I hosted The Comedy Zone in Warwick, RI for the second time this past weekend. I tend to shy away from doing clubs too often, because usually I can get paid more and have a better time by producing my own shows through Grandma’s Basement. The Comedy Zone is located worthwhile. It’s 3 shows Friday and Saturday, pays $50 per show, and you can see as many free movies as you want those two days INCLUDING unlimited tiny bags of popcorn and Diet Coke (you aren’t required to have Diet Coke, I just prefer to rip off Maria Bamford’s beverage selection). I watched Men In Black, Chernobyl Diaries, The Dictator, Battleship, and part of Dark Shadows. The Dictator and Men In Black are worth seeing.
The first time I did The Comedy Zone, I ate it to the point where I hid in the green room after each show. The headliner and feature would sell their refrigerator magnets and t-shirts that say “Fuck off” when you hold them a certain way, and I’d cower next to the half-eaten, half-price movie theater cheese steak we’re afforded–just staring into my notebook, searching for any material where I treated homosexuality like a disease (while smoking weed). Many noted comedians refer to Rhode Island as “the state where comedy goes to die.” From the few shows I’ve done, most of the audiences really want to laugh, you just have to be very very clear when they should. They don’t appreciate some smart turn-a-phrase, or your subtle reference–it just needs to be clear. I like doing it on occasion.
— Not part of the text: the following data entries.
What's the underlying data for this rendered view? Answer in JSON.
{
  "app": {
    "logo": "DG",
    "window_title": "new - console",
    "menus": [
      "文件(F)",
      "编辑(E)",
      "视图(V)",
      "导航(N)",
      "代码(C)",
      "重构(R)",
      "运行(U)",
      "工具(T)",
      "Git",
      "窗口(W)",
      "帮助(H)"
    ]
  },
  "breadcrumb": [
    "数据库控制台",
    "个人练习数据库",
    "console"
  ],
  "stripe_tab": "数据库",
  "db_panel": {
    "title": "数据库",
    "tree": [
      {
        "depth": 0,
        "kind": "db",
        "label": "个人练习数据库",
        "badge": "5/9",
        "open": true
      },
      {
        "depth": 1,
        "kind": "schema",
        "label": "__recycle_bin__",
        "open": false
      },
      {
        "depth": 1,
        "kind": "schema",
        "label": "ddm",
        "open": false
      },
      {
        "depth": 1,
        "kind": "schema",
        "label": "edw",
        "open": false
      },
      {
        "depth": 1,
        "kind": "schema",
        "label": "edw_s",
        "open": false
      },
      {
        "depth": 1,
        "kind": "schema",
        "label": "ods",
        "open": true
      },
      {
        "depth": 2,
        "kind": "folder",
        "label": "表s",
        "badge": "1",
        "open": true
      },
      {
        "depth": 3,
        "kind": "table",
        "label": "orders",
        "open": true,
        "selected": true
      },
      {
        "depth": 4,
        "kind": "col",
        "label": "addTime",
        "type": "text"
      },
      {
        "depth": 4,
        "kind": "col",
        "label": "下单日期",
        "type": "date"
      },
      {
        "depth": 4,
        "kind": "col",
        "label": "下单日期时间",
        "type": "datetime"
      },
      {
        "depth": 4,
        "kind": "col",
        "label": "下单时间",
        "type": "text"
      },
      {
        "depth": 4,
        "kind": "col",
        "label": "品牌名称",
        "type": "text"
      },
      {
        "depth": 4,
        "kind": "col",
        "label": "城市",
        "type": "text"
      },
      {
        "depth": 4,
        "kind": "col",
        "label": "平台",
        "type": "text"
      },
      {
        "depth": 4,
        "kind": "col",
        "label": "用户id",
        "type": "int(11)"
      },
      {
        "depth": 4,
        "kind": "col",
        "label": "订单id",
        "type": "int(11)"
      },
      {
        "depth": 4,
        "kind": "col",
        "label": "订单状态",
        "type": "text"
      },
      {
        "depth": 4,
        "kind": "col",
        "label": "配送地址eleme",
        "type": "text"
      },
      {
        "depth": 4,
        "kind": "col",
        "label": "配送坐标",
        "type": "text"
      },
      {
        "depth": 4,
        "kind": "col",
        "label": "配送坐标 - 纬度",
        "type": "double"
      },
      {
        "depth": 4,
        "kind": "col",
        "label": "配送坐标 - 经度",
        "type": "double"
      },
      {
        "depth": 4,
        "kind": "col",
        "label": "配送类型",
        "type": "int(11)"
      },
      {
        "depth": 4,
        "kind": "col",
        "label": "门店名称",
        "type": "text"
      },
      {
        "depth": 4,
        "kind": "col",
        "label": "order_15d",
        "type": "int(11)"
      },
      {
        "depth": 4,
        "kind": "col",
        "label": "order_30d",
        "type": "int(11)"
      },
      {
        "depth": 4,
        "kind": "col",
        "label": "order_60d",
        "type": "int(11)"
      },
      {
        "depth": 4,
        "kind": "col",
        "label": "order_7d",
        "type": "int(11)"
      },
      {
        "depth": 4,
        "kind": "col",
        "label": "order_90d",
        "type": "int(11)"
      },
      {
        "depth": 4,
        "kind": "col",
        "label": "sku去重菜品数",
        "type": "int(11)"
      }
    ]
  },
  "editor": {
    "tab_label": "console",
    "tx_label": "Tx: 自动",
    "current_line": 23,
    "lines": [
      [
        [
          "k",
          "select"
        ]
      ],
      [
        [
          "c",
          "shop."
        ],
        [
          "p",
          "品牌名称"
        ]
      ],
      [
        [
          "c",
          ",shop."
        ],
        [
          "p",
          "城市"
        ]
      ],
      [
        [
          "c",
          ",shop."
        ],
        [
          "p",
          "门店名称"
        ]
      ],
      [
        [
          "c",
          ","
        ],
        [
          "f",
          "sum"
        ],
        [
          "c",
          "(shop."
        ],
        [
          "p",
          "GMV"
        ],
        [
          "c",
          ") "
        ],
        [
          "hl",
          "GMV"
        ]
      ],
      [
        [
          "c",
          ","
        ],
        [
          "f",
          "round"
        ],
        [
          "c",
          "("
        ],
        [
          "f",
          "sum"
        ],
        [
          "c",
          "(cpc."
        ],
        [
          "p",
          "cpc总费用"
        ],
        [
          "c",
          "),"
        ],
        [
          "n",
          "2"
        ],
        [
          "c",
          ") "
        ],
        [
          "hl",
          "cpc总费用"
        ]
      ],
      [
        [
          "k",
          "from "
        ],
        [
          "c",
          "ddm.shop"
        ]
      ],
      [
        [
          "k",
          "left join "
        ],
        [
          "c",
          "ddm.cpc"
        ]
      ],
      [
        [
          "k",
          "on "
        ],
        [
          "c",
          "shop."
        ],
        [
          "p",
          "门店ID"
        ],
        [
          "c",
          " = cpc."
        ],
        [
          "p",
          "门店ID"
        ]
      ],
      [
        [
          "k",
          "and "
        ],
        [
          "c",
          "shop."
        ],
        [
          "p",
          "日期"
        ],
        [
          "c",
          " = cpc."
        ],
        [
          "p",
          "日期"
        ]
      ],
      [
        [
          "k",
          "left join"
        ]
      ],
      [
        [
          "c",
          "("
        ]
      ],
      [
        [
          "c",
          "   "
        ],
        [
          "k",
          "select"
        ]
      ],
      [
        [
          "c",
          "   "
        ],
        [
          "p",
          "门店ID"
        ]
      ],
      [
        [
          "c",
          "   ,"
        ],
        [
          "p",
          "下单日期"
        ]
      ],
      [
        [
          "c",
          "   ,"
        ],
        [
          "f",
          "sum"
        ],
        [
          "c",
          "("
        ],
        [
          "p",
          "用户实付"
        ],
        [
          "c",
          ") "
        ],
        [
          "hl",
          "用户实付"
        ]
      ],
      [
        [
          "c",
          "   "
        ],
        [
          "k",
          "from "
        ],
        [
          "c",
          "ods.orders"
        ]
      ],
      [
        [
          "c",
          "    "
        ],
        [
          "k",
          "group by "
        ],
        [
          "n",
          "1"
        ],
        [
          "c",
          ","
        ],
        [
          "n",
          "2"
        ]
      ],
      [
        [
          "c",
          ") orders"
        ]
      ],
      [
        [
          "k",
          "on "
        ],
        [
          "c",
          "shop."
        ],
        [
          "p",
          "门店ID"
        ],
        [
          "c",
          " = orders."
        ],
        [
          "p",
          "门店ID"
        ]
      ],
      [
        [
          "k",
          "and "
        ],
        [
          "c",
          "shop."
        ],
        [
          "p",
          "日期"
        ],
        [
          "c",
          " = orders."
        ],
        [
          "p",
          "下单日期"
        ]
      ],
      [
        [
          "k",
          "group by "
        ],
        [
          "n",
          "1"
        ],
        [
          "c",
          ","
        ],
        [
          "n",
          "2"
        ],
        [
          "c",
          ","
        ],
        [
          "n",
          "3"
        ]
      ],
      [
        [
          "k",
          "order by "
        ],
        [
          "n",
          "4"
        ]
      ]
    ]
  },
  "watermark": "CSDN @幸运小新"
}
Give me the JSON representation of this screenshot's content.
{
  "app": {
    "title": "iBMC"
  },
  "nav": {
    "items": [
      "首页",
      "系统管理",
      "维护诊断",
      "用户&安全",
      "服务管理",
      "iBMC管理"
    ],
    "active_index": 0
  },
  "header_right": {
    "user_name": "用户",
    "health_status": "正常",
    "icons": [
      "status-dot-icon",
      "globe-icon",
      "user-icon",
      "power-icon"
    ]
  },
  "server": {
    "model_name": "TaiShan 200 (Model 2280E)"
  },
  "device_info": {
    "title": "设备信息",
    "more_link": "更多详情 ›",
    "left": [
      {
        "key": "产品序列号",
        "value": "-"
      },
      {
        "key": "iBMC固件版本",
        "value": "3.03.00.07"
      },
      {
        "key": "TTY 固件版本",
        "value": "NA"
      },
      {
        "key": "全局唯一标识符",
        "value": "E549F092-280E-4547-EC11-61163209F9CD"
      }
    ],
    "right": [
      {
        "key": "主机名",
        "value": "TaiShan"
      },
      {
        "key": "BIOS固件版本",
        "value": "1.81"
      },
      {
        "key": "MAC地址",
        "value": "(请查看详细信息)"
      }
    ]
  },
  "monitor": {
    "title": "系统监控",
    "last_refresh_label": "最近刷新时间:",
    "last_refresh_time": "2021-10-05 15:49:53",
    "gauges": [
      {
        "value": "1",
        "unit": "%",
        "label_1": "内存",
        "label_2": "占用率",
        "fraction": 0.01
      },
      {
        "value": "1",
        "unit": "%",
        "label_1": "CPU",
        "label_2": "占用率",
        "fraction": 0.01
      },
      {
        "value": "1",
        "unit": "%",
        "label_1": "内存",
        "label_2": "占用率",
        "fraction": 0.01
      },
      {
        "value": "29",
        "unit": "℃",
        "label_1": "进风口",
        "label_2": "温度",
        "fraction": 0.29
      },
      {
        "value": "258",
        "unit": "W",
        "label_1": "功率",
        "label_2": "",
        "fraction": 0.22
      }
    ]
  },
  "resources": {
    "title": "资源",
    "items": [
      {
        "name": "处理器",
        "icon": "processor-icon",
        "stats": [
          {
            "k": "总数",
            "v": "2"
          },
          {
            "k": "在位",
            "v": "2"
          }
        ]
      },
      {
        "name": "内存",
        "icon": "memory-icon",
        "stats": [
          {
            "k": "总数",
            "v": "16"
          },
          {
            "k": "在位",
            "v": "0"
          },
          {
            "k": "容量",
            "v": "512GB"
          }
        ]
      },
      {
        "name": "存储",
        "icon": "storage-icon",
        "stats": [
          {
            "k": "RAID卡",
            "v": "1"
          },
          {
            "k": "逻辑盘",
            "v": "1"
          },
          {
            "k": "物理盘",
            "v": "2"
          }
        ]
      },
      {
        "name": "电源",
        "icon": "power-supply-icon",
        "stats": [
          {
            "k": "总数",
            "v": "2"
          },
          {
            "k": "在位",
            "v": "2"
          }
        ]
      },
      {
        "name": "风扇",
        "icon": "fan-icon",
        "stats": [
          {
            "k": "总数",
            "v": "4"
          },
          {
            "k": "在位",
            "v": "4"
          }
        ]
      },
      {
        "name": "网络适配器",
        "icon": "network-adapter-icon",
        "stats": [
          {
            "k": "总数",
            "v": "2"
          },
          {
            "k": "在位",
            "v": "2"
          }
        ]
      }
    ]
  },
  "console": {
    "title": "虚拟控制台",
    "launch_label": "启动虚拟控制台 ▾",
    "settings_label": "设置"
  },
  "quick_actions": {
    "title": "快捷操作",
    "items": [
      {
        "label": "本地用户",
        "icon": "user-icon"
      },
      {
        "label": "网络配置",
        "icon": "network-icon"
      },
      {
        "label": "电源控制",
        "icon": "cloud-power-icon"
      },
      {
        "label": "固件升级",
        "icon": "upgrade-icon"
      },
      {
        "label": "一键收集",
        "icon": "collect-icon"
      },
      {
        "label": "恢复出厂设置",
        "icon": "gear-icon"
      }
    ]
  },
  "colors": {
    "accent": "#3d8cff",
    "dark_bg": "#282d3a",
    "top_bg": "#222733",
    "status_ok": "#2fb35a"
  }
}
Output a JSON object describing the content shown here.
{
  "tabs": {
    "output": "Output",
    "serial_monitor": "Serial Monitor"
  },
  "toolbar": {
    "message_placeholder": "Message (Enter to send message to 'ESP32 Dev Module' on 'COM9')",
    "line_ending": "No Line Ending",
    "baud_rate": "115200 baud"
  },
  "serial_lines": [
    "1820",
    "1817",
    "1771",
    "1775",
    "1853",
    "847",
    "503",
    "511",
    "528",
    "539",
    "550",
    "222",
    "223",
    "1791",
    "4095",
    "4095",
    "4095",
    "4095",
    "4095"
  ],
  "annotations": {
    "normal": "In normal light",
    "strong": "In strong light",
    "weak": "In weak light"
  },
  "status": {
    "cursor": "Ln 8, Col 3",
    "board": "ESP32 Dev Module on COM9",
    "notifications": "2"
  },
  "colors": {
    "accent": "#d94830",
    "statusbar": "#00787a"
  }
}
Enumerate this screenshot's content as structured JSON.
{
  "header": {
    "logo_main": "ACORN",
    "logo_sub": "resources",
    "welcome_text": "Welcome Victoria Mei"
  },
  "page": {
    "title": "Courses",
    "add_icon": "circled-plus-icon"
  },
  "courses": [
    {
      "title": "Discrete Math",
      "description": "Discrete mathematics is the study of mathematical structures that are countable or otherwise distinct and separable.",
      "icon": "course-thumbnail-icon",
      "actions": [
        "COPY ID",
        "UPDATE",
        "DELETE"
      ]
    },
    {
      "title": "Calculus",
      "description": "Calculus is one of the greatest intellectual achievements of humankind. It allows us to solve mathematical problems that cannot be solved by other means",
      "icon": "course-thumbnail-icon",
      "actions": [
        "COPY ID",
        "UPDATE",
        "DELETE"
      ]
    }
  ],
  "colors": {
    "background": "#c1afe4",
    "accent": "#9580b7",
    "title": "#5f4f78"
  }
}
This was Memorial Day weekend, so the biggest audience we got in this 300 seat theatre was 22 people. However, I nailed it. After every show, at least a couple people went out of their way to tell me how well I did, compliment me, etc. It was soooo rewarding compared to the last time. Also, it was just nice to see the development from my first time at “The Zone.”
For the first time in a while, I feel like I’m developing a voice. I see so many of these road comics do the same basic style of simplistic joke followed by simplistic joke, broken up by some crowd work and maybe some sort of interactive bit or prop humor. I feel like I’m finally starting to be a performer instead of just a guy who tells jokes. I’m starting to figure out, almost four years in, how jokes go in some of these rooms doesn’t matter, you just move on. You move on to the next joke, or start doing crowd work, or whatever. Not all of your jokes will hit. Either because of you, or the audience. The trick is just to act like whatever happens is supposed to happen. Because they have no idea how comedy is supposed to be. A lot of road rooms seem to have people who are worried about looking stupid, so as long as you act like they’re supposed to laugh and throw in some sort of trigger word or action, they’ll laugh whether they get it or not.
Basically, I’m slowly approaching the point where I’m not desperate for the audiences approval–which is huge. The next beast for me to tackle to be less desperate for my fellow comedians’ approval, which is tougher because I want them to accept me as a friend/equal at times, and then other times I’m trying to live up to some standard I’ve imagined they have for me. Either way, I’m seeing results from all the work.